In this paper we examine the patterns, dynamics and predictors of bank account arrangements in contemporary Australia, using household panel data stretching from 2002 to 2014. We contribute to the existing literature by (i) systematically assessing how economic, life-course, and socio-cultural factors determine couples’ bank account choices, using relevant information from both couple members; (ii) examining couples’ bank account choices as they evolve over time; and (iii) providing first-time evidence for the Australian context that complements the limited international evidence available.

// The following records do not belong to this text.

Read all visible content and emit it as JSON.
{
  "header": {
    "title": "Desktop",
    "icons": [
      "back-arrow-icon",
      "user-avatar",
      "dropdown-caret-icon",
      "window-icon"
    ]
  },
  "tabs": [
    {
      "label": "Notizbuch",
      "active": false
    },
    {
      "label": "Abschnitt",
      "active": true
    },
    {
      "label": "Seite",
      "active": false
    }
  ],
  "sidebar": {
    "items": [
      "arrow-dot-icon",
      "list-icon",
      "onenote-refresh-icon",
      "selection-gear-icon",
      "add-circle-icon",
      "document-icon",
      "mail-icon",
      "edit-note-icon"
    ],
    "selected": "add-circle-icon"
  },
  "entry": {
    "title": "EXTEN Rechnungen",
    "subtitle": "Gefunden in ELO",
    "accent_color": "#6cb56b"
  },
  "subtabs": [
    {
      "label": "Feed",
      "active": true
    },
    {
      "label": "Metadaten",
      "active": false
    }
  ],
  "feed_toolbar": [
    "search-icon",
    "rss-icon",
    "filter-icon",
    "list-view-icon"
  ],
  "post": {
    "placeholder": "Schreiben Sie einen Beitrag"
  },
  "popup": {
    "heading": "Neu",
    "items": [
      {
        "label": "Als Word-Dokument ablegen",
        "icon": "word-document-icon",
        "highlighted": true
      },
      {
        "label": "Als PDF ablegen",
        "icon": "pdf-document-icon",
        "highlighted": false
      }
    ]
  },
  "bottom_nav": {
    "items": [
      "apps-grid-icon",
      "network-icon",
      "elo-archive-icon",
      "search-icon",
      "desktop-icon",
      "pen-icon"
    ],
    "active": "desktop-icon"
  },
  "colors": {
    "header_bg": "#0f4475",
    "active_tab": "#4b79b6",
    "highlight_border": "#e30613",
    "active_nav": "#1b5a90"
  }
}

Heterosexual couples in Australia tend to favour mixed banking strategies; that is, they often hold joint and separate bank accounts at the same time. The most prevalent scenario involves the exclusive use of a joint bank account, but alternative ‘separate but equal’ models are on the rise. These involve both the male and female partners holding separate accounts in addition or instead of a joint account. We also find that, as for other countries, couple’s bank account choices in contemporary Australia are reflective of partners’ socio-demographic characteristics (e.g. age, marital status, employment status, education, and ethnicity). In addition, we provide new evidence that such choices are also contingent on other economic, life-course, socio-cultural and intergenerational factors. For example, joint bank accounts are associated with egalitarian contributions to household income, more dependent children, less complicated relationship history, longer relationships, traditional gender ideology, and coming from a traditional family background. Conversely, separate bank account arrangements are associated with unequal income contributions to the household, fewer dependent children, remarriage/re-partnership, short relationship duration, egalitarian gender attitudes, high parental socioeconomic status, and a non-traditional family background.
Our results indicate that examining the predictors of bank account choices constitutes a novel and insightful way to further probe into the gendering of every-day life family processes. Our findings also have important implications for gender equality in financial arrangements within Australian couples and on the financial emancipation of partnered women.
December 21, 2016